Description: This appealing, surprisingly un-modern sounding (given the contemporary credentials of the composers) recital shows how the western classical guitar has been integrated into Japanese music, especially traditional melody. The Takemitsu is a harmonized transcription of a lovely melody by Akira Nakada, entirely tonal and Romantic. So is Hara's tripartite funeral song, which sounds like a harmonised Romantic-era melody although it is an original composition. Miyoshi's Cinq poèmes, true to their title, are French-influenced melodies, lyrical and songlike, western in harmony but structured as Haiku. His earlier Epitase is more complex and contemporary in style, with frequent changes of meter.

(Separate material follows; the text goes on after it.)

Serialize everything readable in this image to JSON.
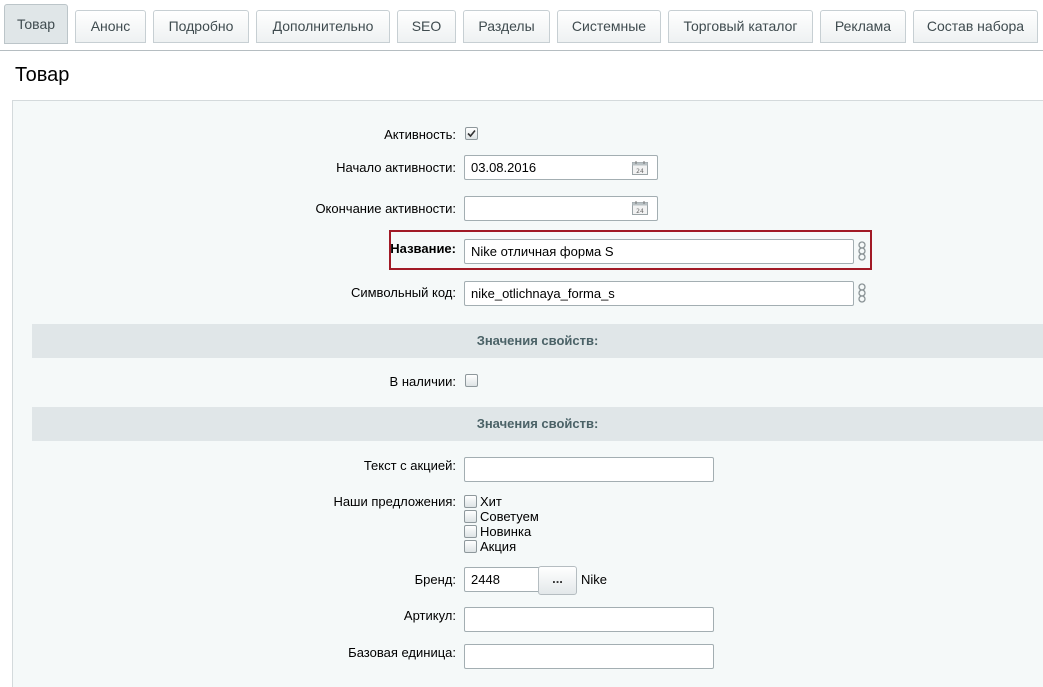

Ikebe's atmospheric piece with its odd title was inspired by the idea of music-making in the Terezin concentration camp. A somber work, it alternates mournful melody with passages of vehemence and obsessive pedal notes and chordal repetitions. His Katja's Theme is from a film score, and returns to the melodic simplicity and straightforward tonality of much of this CD's programme. Hosokawa provides the only really 'modern' music here. His Serenade evokes the timbres and intonation of traditional Japanese instruments through extended techniques, microtonal inflections and pitch bending. The work is evocative and atmospheric, dreamlike and introspective. His arrangements of two Japanese songs are, like the Takemitsu, not typical of the composer's own idiom, skillfully and subtly adapting the traditional melodies for the idiom and techniques of the western instrument. Shin-ichi Fukuda (guitar).